(Stored items)
- - -

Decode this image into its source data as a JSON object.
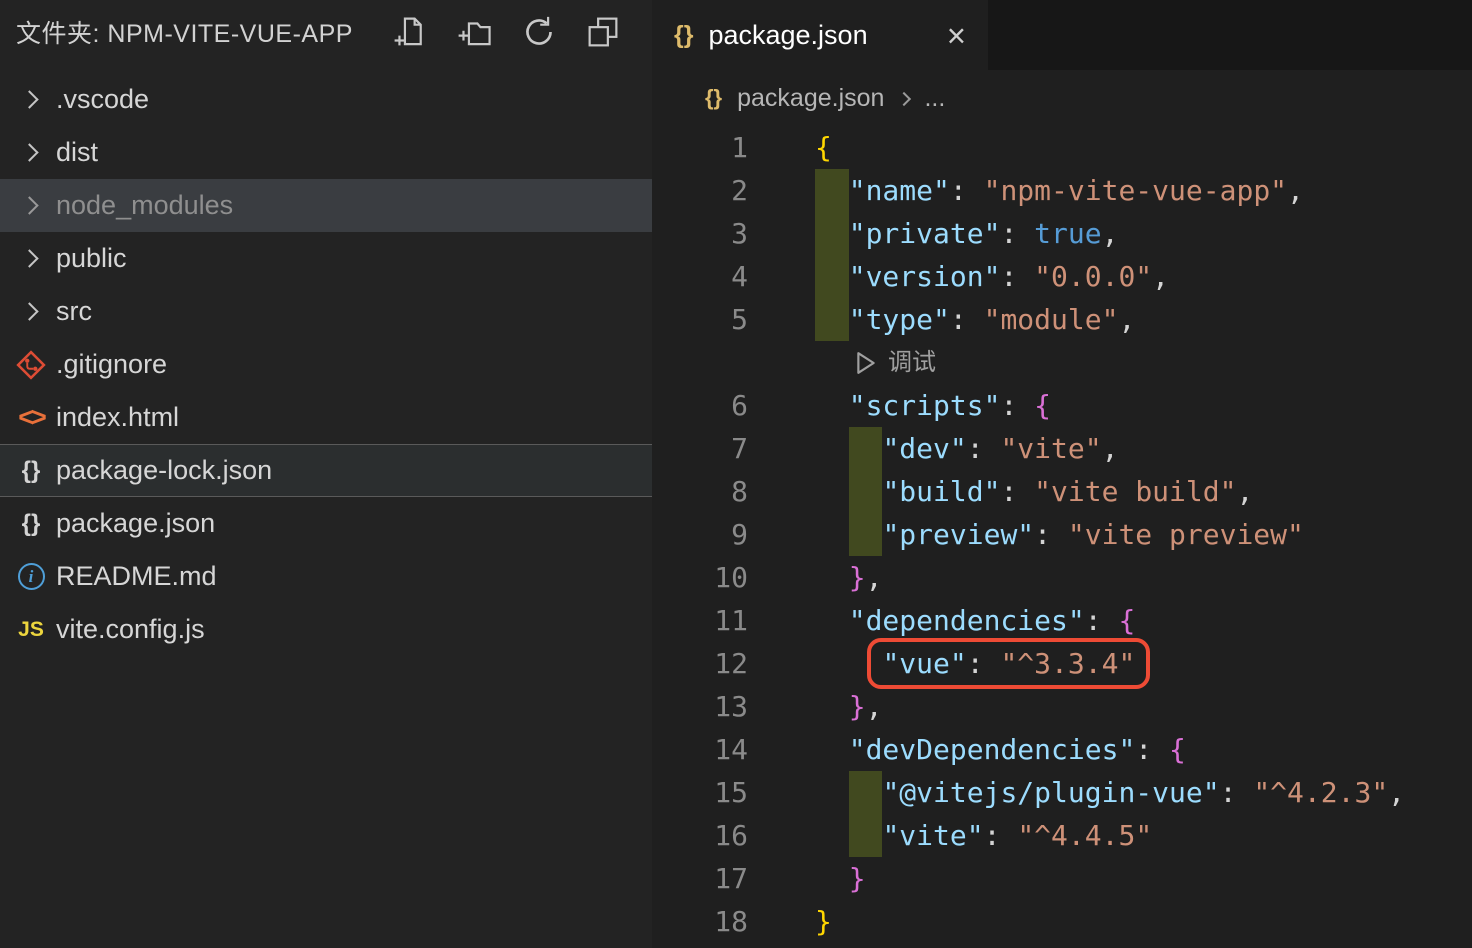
{
  "sidebar": {
    "header": {
      "title": "文件夹: NPM-VITE-VUE-APP",
      "actions": [
        "new-file-icon",
        "new-folder-icon",
        "refresh-icon",
        "collapse-folders-icon"
      ]
    },
    "items": [
      {
        "label": ".vscode",
        "kind": "folder",
        "icon": "chevron-right-icon",
        "state": ""
      },
      {
        "label": "dist",
        "kind": "folder",
        "icon": "chevron-right-icon",
        "state": ""
      },
      {
        "label": "node_modules",
        "kind": "folder",
        "icon": "chevron-right-icon",
        "state": "dimmed"
      },
      {
        "label": "public",
        "kind": "folder",
        "icon": "chevron-right-icon",
        "state": ""
      },
      {
        "label": "src",
        "kind": "folder",
        "icon": "chevron-right-icon",
        "state": ""
      },
      {
        "label": ".gitignore",
        "kind": "file",
        "icon": "git-icon",
        "state": ""
      },
      {
        "label": "index.html",
        "kind": "file",
        "icon": "html-icon",
        "state": ""
      },
      {
        "label": "package-lock.json",
        "kind": "file",
        "icon": "braces-icon",
        "state": "selected"
      },
      {
        "label": "package.json",
        "kind": "file",
        "icon": "braces-icon",
        "state": ""
      },
      {
        "label": "README.md",
        "kind": "file",
        "icon": "info-icon",
        "state": ""
      },
      {
        "label": "vite.config.js",
        "kind": "file",
        "icon": "js-icon",
        "state": ""
      }
    ]
  },
  "editor": {
    "tab": {
      "label": "package.json",
      "icon": "json-braces-icon",
      "close": "×"
    },
    "breadcrumb": {
      "icon": "json-braces-icon",
      "file": "package.json",
      "ellipsis": "..."
    },
    "codelens": {
      "label": "调试",
      "icon": "play-icon"
    },
    "lines": [
      {
        "n": 1,
        "tokens": [
          {
            "t": "{",
            "c": "b1"
          }
        ]
      },
      {
        "n": 2,
        "bar": 0,
        "tokens": [
          {
            "t": "  ",
            "c": "ws"
          },
          {
            "t": "\"name\"",
            "c": "key"
          },
          {
            "t": ": ",
            "c": "pun"
          },
          {
            "t": "\"npm-vite-vue-app\"",
            "c": "str"
          },
          {
            "t": ",",
            "c": "pun"
          }
        ]
      },
      {
        "n": 3,
        "bar": 0,
        "tokens": [
          {
            "t": "  ",
            "c": "ws"
          },
          {
            "t": "\"private\"",
            "c": "key"
          },
          {
            "t": ": ",
            "c": "pun"
          },
          {
            "t": "true",
            "c": "kw"
          },
          {
            "t": ",",
            "c": "pun"
          }
        ]
      },
      {
        "n": 4,
        "bar": 0,
        "tokens": [
          {
            "t": "  ",
            "c": "ws"
          },
          {
            "t": "\"version\"",
            "c": "key"
          },
          {
            "t": ": ",
            "c": "pun"
          },
          {
            "t": "\"0.0.0\"",
            "c": "str"
          },
          {
            "t": ",",
            "c": "pun"
          }
        ]
      },
      {
        "n": 5,
        "bar": 0,
        "tokens": [
          {
            "t": "  ",
            "c": "ws"
          },
          {
            "t": "\"type\"",
            "c": "key"
          },
          {
            "t": ": ",
            "c": "pun"
          },
          {
            "t": "\"module\"",
            "c": "str"
          },
          {
            "t": ",",
            "c": "pun"
          }
        ]
      },
      {
        "type": "lens"
      },
      {
        "n": 6,
        "tokens": [
          {
            "t": "  ",
            "c": "ws"
          },
          {
            "t": "\"scripts\"",
            "c": "key"
          },
          {
            "t": ": ",
            "c": "pun"
          },
          {
            "t": "{",
            "c": "b2"
          }
        ]
      },
      {
        "n": 7,
        "bar": 2,
        "tokens": [
          {
            "t": "    ",
            "c": "ws"
          },
          {
            "t": "\"dev\"",
            "c": "key"
          },
          {
            "t": ": ",
            "c": "pun"
          },
          {
            "t": "\"vite\"",
            "c": "str"
          },
          {
            "t": ",",
            "c": "pun"
          }
        ]
      },
      {
        "n": 8,
        "bar": 2,
        "tokens": [
          {
            "t": "    ",
            "c": "ws"
          },
          {
            "t": "\"build\"",
            "c": "key"
          },
          {
            "t": ": ",
            "c": "pun"
          },
          {
            "t": "\"vite build\"",
            "c": "str"
          },
          {
            "t": ",",
            "c": "pun"
          }
        ]
      },
      {
        "n": 9,
        "bar": 2,
        "tokens": [
          {
            "t": "    ",
            "c": "ws"
          },
          {
            "t": "\"preview\"",
            "c": "key"
          },
          {
            "t": ": ",
            "c": "pun"
          },
          {
            "t": "\"vite preview\"",
            "c": "str"
          }
        ]
      },
      {
        "n": 10,
        "tokens": [
          {
            "t": "  ",
            "c": "ws"
          },
          {
            "t": "}",
            "c": "b2"
          },
          {
            "t": ",",
            "c": "pun"
          }
        ]
      },
      {
        "n": 11,
        "tokens": [
          {
            "t": "  ",
            "c": "ws"
          },
          {
            "t": "\"dependencies\"",
            "c": "key"
          },
          {
            "t": ": ",
            "c": "pun"
          },
          {
            "t": "{",
            "c": "b2"
          }
        ]
      },
      {
        "n": 12,
        "box": 1,
        "tokens": [
          {
            "t": "    ",
            "c": "ws"
          },
          {
            "t": "\"vue\"",
            "c": "key"
          },
          {
            "t": ": ",
            "c": "pun"
          },
          {
            "t": "\"^3.3.4\"",
            "c": "str"
          }
        ]
      },
      {
        "n": 13,
        "tokens": [
          {
            "t": "  ",
            "c": "ws"
          },
          {
            "t": "}",
            "c": "b2"
          },
          {
            "t": ",",
            "c": "pun"
          }
        ]
      },
      {
        "n": 14,
        "tokens": [
          {
            "t": "  ",
            "c": "ws"
          },
          {
            "t": "\"devDependencies\"",
            "c": "key"
          },
          {
            "t": ": ",
            "c": "pun"
          },
          {
            "t": "{",
            "c": "b2"
          }
        ]
      },
      {
        "n": 15,
        "bar": 2,
        "tokens": [
          {
            "t": "    ",
            "c": "ws"
          },
          {
            "t": "\"@vitejs/plugin-vue\"",
            "c": "key"
          },
          {
            "t": ": ",
            "c": "pun"
          },
          {
            "t": "\"^4.2.3\"",
            "c": "str"
          },
          {
            "t": ",",
            "c": "pun"
          }
        ]
      },
      {
        "n": 16,
        "bar": 2,
        "tokens": [
          {
            "t": "    ",
            "c": "ws"
          },
          {
            "t": "\"vite\"",
            "c": "key"
          },
          {
            "t": ": ",
            "c": "pun"
          },
          {
            "t": "\"^4.4.5\"",
            "c": "str"
          }
        ]
      },
      {
        "n": 17,
        "tokens": [
          {
            "t": "  ",
            "c": "ws"
          },
          {
            "t": "}",
            "c": "b2"
          }
        ]
      },
      {
        "n": 18,
        "tokens": [
          {
            "t": "}",
            "c": "b1"
          }
        ]
      }
    ]
  },
  "icons": {
    "braces_glyph": "{}",
    "html_glyph": "<>",
    "js_glyph": "JS",
    "info_glyph": "i",
    "close_glyph": "×"
  },
  "colors": {
    "annotation_red": "#ee4b35",
    "git_added_gutter": "#41491f",
    "key_blue": "#9cdcfe",
    "string_orange": "#ce9178",
    "keyword_blue": "#569cd6",
    "bracket_gold": "#ffd700",
    "bracket_purple": "#da70d6",
    "tab_icon_gold": "#debb6b"
  }
}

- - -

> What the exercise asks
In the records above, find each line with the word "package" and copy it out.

> Answer section
        "label": "package-lock.json",
        "label": "package.json",
      "label": "package.json",
      "file": "package.json",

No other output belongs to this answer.